“We, whose names are underwritten, women of Ulster, and loyal subjects of our gracious King, being firmly persuaded that Home Rule would be disastrous to our Country, desire to associate ourselves with the men of Ulster in their uncompromising opposition to the Home Rule Bill now before Parliament, whereby it is proposed to drive Ulster out of her cherished place in the Constitution of the United Kingdom, and to place her under the domination and control of a Parliament in Ireland. Praying that from this calamity God will save Ireland, we here to subscribe our names.”
In Richhill, 1,444 men and women signed at tables draped with union flags set up at Ahory Orange Hall, Richhill Temperance Hall, Woodview House and at an unrecorded location in Kilmore. The most common name of those that signed was Wilson (65 signatures), followed by Hewitt (39), Hutchinson (35) and Troughton (33).
Credit: This list is derived from data collated by the Orange order and the Public Records Office of Northern Ireland (PRONI).
These lists show all those who are known to have served in the armed forces, at home or abroad, during the two great conflicts of the twentieth century.

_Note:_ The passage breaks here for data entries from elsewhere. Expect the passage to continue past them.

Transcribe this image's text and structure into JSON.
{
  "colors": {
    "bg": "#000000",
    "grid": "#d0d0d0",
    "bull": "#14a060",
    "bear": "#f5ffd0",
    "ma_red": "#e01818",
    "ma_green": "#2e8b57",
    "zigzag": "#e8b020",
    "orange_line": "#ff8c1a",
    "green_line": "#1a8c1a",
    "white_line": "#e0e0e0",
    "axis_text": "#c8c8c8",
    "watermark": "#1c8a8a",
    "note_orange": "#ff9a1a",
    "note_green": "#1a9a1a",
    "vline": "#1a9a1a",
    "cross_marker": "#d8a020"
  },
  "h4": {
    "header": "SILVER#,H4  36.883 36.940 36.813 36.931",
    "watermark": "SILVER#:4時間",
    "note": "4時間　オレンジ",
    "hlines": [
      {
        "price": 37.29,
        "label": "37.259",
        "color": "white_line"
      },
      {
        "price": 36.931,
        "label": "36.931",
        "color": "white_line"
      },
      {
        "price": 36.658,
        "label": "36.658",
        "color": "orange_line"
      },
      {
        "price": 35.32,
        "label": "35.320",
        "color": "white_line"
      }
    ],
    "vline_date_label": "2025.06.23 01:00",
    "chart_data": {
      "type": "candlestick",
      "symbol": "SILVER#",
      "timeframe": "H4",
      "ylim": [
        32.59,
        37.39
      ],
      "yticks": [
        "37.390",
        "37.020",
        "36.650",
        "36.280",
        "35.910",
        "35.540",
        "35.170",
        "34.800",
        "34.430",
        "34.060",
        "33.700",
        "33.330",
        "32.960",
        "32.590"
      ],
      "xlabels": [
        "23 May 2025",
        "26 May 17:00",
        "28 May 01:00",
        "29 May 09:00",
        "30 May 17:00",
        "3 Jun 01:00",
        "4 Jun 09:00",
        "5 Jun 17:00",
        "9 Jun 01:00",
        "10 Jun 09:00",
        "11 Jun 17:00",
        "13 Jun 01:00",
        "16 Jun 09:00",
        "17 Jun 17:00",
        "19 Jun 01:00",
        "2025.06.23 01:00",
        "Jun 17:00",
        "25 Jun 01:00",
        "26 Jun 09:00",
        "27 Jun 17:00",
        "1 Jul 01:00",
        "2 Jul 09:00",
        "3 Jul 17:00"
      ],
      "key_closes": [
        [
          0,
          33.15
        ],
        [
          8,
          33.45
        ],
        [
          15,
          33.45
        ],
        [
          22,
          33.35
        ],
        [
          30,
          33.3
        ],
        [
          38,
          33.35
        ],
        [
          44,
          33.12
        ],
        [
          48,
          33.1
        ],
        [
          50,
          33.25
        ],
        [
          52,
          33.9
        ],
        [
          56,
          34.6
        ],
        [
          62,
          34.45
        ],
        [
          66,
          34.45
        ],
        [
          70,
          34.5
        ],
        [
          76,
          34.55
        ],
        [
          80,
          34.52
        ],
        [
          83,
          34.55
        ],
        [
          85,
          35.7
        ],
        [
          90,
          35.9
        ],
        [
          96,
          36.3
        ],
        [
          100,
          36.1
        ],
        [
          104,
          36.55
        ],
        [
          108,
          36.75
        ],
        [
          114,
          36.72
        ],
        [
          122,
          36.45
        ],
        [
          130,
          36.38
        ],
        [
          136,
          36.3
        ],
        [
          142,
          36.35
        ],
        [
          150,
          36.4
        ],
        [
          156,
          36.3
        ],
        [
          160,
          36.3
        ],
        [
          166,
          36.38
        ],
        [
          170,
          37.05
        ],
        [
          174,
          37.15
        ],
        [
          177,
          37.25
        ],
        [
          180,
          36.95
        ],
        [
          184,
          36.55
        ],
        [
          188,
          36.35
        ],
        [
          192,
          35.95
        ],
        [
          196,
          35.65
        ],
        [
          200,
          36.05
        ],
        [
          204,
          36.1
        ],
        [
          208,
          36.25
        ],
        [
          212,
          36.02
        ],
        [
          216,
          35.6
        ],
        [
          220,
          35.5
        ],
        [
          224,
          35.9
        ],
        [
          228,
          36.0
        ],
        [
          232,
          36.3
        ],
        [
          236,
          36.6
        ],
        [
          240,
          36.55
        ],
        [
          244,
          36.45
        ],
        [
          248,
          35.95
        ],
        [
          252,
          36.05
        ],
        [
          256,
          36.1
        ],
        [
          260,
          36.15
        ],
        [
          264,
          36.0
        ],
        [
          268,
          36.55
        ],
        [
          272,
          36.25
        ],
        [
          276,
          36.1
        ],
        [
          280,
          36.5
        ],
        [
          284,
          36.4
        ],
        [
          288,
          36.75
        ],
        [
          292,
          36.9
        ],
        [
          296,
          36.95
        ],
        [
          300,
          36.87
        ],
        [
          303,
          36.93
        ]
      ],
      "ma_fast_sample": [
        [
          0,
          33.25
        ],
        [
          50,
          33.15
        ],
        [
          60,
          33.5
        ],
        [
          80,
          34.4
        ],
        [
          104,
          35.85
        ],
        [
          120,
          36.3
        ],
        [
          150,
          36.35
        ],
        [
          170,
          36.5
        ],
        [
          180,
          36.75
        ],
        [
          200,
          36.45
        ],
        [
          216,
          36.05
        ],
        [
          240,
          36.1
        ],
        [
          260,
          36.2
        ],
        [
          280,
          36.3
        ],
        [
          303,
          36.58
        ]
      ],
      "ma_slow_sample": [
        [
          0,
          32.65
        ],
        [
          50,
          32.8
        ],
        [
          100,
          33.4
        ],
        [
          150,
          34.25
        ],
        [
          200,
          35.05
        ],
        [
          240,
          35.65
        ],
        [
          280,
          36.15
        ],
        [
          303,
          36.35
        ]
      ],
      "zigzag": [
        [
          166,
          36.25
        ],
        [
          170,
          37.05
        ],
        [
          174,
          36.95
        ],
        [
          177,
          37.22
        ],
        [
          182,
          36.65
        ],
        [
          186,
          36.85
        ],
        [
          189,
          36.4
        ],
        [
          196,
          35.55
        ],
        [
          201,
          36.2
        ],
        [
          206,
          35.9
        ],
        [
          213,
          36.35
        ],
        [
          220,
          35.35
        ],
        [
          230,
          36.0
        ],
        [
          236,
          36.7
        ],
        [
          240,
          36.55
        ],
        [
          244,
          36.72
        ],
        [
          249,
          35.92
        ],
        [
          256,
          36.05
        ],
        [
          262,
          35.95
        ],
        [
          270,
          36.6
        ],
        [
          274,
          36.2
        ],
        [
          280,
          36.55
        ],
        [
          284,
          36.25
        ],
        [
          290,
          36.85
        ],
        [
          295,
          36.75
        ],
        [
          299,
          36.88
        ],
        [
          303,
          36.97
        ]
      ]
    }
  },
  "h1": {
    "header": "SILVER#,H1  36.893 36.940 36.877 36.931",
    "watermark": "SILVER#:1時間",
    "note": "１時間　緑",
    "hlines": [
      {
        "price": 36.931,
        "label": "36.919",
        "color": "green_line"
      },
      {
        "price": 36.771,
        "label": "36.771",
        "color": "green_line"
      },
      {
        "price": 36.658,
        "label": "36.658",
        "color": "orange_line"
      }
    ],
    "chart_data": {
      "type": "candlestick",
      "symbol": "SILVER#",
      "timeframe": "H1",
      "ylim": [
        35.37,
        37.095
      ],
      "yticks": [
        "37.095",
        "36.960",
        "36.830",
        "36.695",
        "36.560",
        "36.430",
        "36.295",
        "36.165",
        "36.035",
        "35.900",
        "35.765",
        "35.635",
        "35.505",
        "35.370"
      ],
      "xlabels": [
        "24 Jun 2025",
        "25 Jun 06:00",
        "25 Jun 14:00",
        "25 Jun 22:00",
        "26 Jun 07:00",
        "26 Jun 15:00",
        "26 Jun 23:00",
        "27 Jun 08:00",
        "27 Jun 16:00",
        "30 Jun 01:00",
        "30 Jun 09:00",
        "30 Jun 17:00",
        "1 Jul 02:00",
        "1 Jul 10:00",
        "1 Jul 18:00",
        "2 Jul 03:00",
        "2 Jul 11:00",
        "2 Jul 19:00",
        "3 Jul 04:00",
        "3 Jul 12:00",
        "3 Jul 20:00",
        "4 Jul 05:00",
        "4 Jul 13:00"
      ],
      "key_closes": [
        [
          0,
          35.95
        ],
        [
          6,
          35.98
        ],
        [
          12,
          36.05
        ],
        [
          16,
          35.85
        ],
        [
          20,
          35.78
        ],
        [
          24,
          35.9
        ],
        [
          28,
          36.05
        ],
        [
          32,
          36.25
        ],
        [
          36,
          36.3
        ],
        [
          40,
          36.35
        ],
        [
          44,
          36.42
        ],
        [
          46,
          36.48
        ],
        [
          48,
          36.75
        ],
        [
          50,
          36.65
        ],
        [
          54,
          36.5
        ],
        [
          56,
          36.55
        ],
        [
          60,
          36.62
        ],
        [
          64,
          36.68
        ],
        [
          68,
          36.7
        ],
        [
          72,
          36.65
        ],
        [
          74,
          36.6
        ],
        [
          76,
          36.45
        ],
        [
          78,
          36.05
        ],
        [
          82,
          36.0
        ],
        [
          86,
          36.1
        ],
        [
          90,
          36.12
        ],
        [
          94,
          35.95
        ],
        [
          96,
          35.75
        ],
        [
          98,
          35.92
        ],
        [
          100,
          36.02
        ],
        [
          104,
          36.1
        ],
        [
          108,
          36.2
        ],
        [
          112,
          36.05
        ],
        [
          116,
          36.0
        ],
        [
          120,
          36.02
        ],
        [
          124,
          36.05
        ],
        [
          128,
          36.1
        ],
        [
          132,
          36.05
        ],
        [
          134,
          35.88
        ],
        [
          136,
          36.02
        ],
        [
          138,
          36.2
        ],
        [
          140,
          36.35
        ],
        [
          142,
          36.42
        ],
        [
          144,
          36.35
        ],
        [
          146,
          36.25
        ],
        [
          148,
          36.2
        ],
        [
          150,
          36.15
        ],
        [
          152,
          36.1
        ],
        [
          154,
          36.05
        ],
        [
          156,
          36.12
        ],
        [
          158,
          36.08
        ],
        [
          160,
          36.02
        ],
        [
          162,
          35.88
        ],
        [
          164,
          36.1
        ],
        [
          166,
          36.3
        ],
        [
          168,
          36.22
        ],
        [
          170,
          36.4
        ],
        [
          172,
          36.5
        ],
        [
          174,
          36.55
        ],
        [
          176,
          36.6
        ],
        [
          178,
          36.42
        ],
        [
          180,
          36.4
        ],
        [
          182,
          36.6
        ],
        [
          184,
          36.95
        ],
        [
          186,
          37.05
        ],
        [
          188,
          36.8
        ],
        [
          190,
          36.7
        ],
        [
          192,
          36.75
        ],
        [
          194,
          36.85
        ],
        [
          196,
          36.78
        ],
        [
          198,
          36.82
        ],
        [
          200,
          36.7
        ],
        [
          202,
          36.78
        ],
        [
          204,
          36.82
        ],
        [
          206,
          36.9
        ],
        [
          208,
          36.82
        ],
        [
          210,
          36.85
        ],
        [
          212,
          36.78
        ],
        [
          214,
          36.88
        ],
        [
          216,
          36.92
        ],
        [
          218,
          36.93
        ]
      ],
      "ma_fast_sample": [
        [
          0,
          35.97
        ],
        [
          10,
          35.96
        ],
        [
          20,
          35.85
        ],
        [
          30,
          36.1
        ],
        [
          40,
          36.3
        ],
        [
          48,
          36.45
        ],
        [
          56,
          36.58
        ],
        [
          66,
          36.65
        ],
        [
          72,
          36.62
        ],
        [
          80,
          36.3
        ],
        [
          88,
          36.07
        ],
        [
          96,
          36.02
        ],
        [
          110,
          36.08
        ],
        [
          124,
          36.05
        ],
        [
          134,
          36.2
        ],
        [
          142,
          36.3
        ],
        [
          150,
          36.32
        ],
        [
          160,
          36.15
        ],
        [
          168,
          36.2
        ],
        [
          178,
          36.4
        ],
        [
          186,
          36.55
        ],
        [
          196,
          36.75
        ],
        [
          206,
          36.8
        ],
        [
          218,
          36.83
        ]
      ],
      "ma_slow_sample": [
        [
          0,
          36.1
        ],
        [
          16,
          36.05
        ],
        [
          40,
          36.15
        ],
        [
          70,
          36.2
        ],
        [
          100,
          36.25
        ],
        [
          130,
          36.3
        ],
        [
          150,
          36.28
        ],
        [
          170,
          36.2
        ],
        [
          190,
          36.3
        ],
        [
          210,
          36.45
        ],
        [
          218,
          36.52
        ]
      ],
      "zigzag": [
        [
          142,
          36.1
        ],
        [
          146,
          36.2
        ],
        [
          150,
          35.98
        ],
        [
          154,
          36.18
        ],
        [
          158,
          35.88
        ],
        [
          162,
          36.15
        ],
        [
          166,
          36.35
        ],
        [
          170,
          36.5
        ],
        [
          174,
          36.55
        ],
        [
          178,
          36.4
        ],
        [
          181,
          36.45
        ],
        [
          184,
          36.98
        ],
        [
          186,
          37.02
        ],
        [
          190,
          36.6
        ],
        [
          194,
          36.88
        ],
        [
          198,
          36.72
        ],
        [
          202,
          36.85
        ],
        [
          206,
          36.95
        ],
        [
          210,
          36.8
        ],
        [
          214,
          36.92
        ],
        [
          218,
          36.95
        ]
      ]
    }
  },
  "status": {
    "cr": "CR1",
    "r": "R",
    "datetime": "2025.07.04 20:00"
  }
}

Every effort has been made to include the names of all those who served. It is likely, however, that the lists are incomplete. `the Royal British Legion is currently (August 2017) collating a revised list of those whose names should be on the War Memorial. Should this identify anyone whose name has been omitted from this book, or whose details are inaccurate, please send in the the correct information through the contact page so that the mistakes can be corrected.
The term townland is a rough translation of the Irish baile bó, anglicised as ballyboe. In the original Irish, the word ‘baile’ translated as ‘a piece of land’; but by the fourteenth century it had acquired the meaning of ‘settlement’.
The English in translating baile bó used this later meaning which is why the word ‘townland’ is found in circumstances where there is no town. The other mistake the English made was to assume that, in the same way that an acre in Somerset was the same size as an acre in Herefordshire, a ballyboe in Armagh had to be the same size as one in Cavan. In fact, the Irish used a different principle. The size of a ballyboe was defined as ‘the land providing one cow for rent’. This meant that the area of a ballyboe could range from small to large depending on its productivity and value. This was later to cause the planters huge difficulties as their conversions from ballyboes to acres proved wildly inaccurate. The average size of a townland in Ulster is 357 acres; but they vary from 4,551 acres (Slievedoo, Co. Tyrone) to 4 acres (Acre McCricket, Co Down).
The Church of Ireland Parish of Richhill, established in 1837, and the Civil Parish of Richhill, established in 1901, do not contain the same townlands, although there is a significant overlap. The Richhill estate included most of the parish, but not all. However, it also included several townlands outside both parishes, such as Derryhale and Ballintaggart.
This map, published in c1890, shows Richhill and the surrounding area. The railway runs from Portadown in the North-East to Armagh in the South-West. The map not only shows towns and villages but some of the larger private houses.
Census data collected in 1821, 1831, 1841 and 1851 were lost when the records were destroyed in June 1922 during the Irish Civil War.